Again, take the Association of tenants in my estate as another example. We contribute N5,000 to the estate’s account every month, and two men, Mr. Jones and Barrister Okuji, run the account in trust for the estate’s interests which could range from general road repair to assisting a family with food items. Anyway, early hours of Saturday morning, we all get texts that we’re to meet at the Estate Hall for an urgent meeting. Upon getting there, we learn that the boys and girls of our Youth Division had, the night before, broken into the houses of both Mr. Jones and Barrister Okuji to recover large sums of cash which they highly suspected to be the estate’s money. The young boys and girls protest that they have solid proof of theft by these two men and that they did nothing wrong by breaking into their houses. According to them, ‘An unjust action has no right to request for a just means of seeking it out.’ While the elderly men and friends of Mr. Jones and Barrister Okuji contend that the youths went way out of hand, were very disrespectful and did not follow due process in trying to achieve the justice they sought to achieve. According to them, ‘An unjust means to a just end is injustice in itself.’ After the meeting, some of us gathered in clusters to talk about the DSS and the Nigerian Judges bust.

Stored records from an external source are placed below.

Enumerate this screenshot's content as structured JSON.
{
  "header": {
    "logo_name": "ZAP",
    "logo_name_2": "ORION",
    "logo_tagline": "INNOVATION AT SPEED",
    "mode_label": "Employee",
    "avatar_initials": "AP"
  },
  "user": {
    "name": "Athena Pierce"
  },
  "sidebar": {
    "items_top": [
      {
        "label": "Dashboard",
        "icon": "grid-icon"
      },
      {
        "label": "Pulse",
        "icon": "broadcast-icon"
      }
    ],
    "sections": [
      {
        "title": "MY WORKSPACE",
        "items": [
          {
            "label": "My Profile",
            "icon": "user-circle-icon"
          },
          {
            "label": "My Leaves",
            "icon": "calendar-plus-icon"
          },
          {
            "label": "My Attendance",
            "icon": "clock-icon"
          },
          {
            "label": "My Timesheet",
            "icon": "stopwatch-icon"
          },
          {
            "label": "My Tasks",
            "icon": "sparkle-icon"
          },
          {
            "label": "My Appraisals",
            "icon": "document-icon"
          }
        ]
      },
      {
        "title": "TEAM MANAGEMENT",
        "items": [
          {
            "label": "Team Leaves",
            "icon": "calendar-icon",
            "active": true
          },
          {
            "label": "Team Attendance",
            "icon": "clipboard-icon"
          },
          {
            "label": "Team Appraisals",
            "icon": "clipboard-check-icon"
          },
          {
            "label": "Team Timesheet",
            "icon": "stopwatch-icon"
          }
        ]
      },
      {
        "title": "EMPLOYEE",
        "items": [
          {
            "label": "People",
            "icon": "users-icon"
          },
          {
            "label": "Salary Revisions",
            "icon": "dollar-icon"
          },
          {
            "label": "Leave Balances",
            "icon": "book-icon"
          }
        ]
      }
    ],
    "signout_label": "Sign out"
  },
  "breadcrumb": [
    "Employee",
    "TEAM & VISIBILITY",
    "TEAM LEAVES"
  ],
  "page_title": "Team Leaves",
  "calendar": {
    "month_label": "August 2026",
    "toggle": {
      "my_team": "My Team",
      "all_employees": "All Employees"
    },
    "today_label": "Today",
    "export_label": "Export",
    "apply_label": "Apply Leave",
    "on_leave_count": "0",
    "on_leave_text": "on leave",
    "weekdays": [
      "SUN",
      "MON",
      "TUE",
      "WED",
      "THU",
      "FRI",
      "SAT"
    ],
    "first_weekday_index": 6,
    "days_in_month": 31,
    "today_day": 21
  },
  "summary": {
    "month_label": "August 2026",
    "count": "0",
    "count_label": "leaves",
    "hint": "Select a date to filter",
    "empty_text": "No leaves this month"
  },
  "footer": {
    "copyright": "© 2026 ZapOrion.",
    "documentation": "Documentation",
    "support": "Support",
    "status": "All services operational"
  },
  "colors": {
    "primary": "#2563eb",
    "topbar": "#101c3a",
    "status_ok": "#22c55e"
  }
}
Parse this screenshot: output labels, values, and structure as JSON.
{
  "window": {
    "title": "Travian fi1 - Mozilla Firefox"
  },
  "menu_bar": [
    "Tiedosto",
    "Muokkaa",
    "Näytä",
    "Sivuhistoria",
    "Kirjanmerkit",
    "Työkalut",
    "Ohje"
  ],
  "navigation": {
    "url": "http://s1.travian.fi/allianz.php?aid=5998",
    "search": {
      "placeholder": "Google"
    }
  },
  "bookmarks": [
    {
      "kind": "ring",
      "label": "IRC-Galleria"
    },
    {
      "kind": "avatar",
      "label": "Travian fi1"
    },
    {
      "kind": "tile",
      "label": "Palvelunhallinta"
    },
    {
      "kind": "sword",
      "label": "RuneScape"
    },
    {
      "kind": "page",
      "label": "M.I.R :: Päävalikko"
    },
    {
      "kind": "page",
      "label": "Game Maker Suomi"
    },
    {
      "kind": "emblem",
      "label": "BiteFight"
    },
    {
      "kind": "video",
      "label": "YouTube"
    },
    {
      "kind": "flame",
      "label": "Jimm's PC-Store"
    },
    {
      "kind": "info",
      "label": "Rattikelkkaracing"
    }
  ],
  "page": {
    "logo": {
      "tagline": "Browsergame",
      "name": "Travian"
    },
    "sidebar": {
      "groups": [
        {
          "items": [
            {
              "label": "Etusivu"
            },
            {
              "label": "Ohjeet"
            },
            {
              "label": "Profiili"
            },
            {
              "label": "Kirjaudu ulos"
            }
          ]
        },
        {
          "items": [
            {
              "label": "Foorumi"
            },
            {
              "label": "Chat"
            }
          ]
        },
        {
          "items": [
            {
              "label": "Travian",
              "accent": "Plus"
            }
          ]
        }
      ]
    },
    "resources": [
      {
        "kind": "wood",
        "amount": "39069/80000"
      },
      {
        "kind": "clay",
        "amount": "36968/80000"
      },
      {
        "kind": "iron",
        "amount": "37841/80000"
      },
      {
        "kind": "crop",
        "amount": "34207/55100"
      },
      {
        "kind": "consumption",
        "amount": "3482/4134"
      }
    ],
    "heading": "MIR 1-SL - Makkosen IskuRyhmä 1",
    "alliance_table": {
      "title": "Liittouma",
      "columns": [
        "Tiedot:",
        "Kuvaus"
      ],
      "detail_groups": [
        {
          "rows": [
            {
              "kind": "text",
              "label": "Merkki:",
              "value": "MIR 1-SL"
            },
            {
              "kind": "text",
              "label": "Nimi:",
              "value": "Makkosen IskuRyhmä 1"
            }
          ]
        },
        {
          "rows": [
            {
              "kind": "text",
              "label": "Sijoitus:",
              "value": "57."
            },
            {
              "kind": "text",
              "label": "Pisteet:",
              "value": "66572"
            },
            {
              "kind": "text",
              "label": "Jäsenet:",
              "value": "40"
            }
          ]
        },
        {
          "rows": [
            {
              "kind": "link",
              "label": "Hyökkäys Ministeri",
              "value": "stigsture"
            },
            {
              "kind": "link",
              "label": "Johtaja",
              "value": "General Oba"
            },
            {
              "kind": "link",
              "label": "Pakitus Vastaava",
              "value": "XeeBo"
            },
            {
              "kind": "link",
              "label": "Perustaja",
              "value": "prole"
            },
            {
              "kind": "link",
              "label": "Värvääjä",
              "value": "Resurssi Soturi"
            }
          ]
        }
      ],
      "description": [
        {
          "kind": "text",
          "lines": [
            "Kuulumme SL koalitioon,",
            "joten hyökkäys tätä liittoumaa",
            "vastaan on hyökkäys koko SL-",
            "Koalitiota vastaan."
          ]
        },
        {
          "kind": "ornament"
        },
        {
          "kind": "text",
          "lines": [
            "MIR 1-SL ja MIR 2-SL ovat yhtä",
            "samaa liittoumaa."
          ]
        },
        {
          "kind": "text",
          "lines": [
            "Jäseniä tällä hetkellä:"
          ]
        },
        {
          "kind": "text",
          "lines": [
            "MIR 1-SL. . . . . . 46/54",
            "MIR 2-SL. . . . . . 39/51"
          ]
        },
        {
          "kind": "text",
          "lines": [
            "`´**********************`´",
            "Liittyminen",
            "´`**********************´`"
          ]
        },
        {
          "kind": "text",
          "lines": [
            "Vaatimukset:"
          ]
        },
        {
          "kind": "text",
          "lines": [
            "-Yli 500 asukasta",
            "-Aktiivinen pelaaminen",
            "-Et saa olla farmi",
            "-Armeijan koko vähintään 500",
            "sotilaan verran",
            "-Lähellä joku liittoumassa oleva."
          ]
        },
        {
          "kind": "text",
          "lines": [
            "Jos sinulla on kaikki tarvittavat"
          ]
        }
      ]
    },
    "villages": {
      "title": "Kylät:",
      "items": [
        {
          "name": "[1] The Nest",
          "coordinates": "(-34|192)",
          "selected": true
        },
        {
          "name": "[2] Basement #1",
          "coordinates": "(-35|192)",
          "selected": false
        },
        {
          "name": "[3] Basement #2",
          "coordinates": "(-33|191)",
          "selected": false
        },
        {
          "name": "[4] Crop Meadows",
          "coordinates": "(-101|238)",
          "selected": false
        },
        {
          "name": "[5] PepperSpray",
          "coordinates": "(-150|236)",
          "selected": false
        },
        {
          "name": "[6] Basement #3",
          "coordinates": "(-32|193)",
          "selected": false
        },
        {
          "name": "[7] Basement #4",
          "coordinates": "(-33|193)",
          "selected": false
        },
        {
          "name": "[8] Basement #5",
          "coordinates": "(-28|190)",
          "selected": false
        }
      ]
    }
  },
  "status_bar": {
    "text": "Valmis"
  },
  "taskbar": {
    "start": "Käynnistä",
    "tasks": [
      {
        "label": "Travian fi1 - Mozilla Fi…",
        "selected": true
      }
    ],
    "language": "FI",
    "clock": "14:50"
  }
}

And finally, take my second neighbors, Mr. and Mrs. Okafor as a third example. They hired an underage girl as their maid two years ago and since then, they have neither let her go home for holidays nor indeed given her a chance to quit her job. Whenever I can, I tell Mrs. Okafor that it’s not legal to have a child working for her, but her constant reply is, ‘Who is complaining? If she’s not working here, she would be prostituting somewhere. I’m helping her life.’ But often times, I have had discussions with the girl and she has given me a lot of insight into the way she’s been treated maltreated by the Okafors. She says that they barely feed her twice a day; they don’t buy her new clothes unless the ones she has wear or tear badly; they give her toilet paper to use as her sanitary towel and when she complains, Mrs. Okafor gives her the beating of her life; they also never let her go home to see her parents. Mrs. Okafor threatens that if she does go home, she must not dream of coming back to the house again.
But just yesterday morning, I heard Mr. and Mrs. Okafor talking about the release of the Chibok girls as they went out. ‘Ah! Thank God o. Those Boko Haram men, God will punish them. All these years! Only God knows what those girls have suffered. I’m praying for their healing o. And the rest of them will come back. Amen.’ Mrs. Okafor said
‘Amen’, said Mr. Okafor as he locked the door of his house; a miniature Sambisa forest, in a miniature Nigeria.
Adeboro is a graduate of Law, a photographer and a collector of experiences. You probably, most likely, already know her.